*Task*
Everything from the line holding "Extract the structured" to the end of the listing below should be copied exactly, line for line, minus the pictures.

----

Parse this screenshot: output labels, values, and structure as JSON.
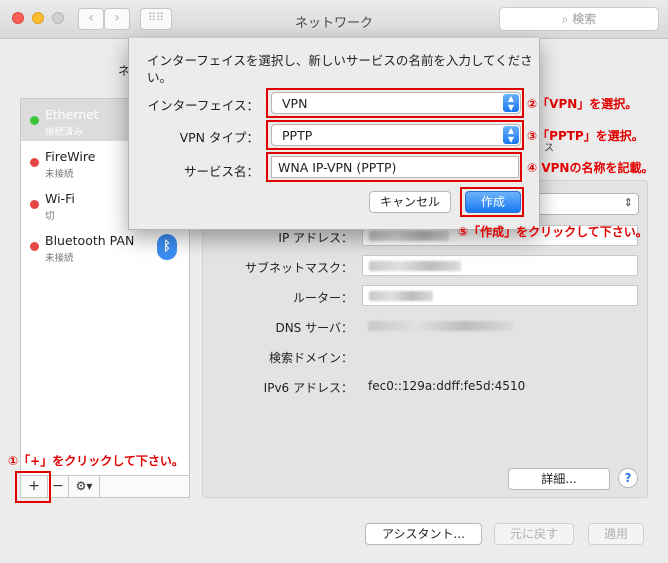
{
  "window": {
    "title": "ネットワーク",
    "search_placeholder": "検索",
    "location_label_partial": "ネ"
  },
  "sidebar": {
    "items": [
      {
        "name": "Ethernet",
        "status": "接続済み",
        "status_color": "#3cc43c",
        "selected": true
      },
      {
        "name": "FireWire",
        "status": "未接続",
        "status_color": "#e84545",
        "selected": false
      },
      {
        "name": "Wi-Fi",
        "status": "切",
        "status_color": "#e84545",
        "selected": false
      },
      {
        "name": "Bluetooth PAN",
        "status": "未接続",
        "status_color": "#e84545",
        "selected": false
      }
    ],
    "add_label": "+",
    "remove_label": "−",
    "gear_label": "⚙▾"
  },
  "detail": {
    "partial_status_text": "ス",
    "rows": [
      {
        "label": "IP アドレス：",
        "value": ""
      },
      {
        "label": "サブネットマスク：",
        "value": ""
      },
      {
        "label": "ルーター：",
        "value": ""
      },
      {
        "label": "DNS サーバ：",
        "value": ""
      },
      {
        "label": "検索ドメイン：",
        "value": ""
      },
      {
        "label": "IPv6 アドレス：",
        "value": "fec0::129a:ddff:fe5d:4510"
      }
    ],
    "advanced_label": "詳細...",
    "help_label": "?"
  },
  "footer": {
    "assistant_label": "アシスタント...",
    "revert_label": "元に戻す",
    "apply_label": "適用"
  },
  "sheet": {
    "prompt": "インターフェイスを選択し、新しいサービスの名前を入力してください。",
    "interface_label": "インターフェイス：",
    "interface_value": "VPN",
    "vpn_type_label": "VPN タイプ：",
    "vpn_type_value": "PPTP",
    "service_name_label": "サービス名：",
    "service_name_value": "WNA IP-VPN (PPTP)",
    "cancel_label": "キャンセル",
    "create_label": "作成"
  },
  "annotations": {
    "step1": "①「+」をクリックして下さい。",
    "step2": "②「VPN」を選択。",
    "step3": "③「PPTP」を選択。",
    "step4": "④ VPNの名称を記載。",
    "step5": "⑤「作成」をクリックして下さい。",
    "color": "#e10000"
  }
}
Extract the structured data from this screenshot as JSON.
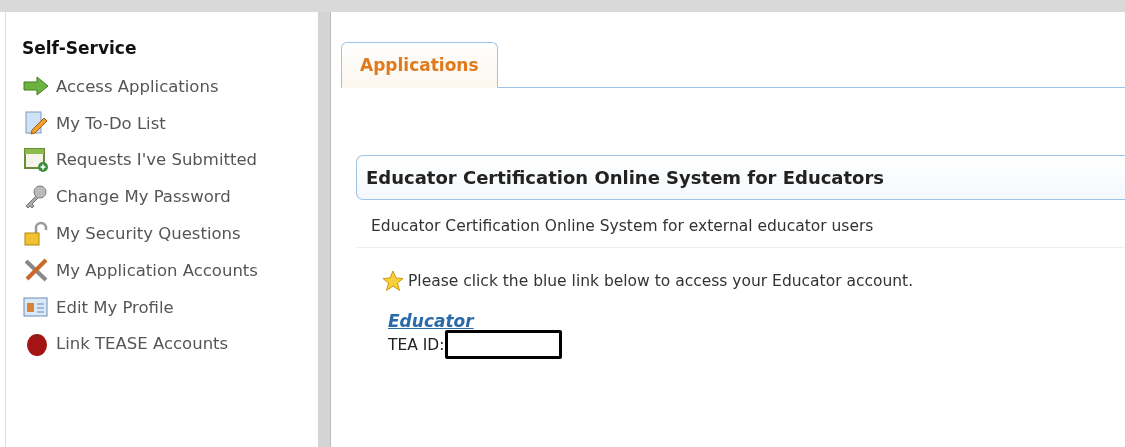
{
  "sidebar": {
    "title": "Self-Service",
    "items": [
      {
        "label": "Access Applications"
      },
      {
        "label": "My To-Do List"
      },
      {
        "label": "Requests I've Submitted"
      },
      {
        "label": "Change My Password"
      },
      {
        "label": "My Security Questions"
      },
      {
        "label": "My Application Accounts"
      },
      {
        "label": "Edit My Profile"
      },
      {
        "label": "Link TEASE Accounts"
      }
    ]
  },
  "tabs": [
    {
      "label": "Applications",
      "selected": true
    }
  ],
  "panel": {
    "title": "Educator Certification Online System for Educators",
    "description": "Educator Certification Online System for external educator users",
    "note": "Please click the blue link below to access your Educator account.",
    "link": "Educator",
    "id_label": "TEA ID:"
  }
}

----

*Solution for this problem*
Extract the structured data from this screenshot as JSON.
{
  "sidebar": {
    "title": "Self-Service",
    "items": [
      {
        "label": "Access Applications"
      },
      {
        "label": "My To-Do List"
      },
      {
        "label": "Requests I've Submitted"
      },
      {
        "label": "Change My Password"
      },
      {
        "label": "My Security Questions"
      },
      {
        "label": "My Application Accounts"
      },
      {
        "label": "Edit My Profile"
      },
      {
        "label": "Link TEASE Accounts"
      }
    ]
  },
  "tabs": [
    {
      "label": "Applications",
      "selected": true
    }
  ],
  "panel": {
    "title": "Educator Certification Online System for Educators",
    "description": "Educator Certification Online System for external educator users",
    "note": "Please click the blue link below to access your Educator account.",
    "link": "Educator",
    "id_label": "TEA ID:"
  }
}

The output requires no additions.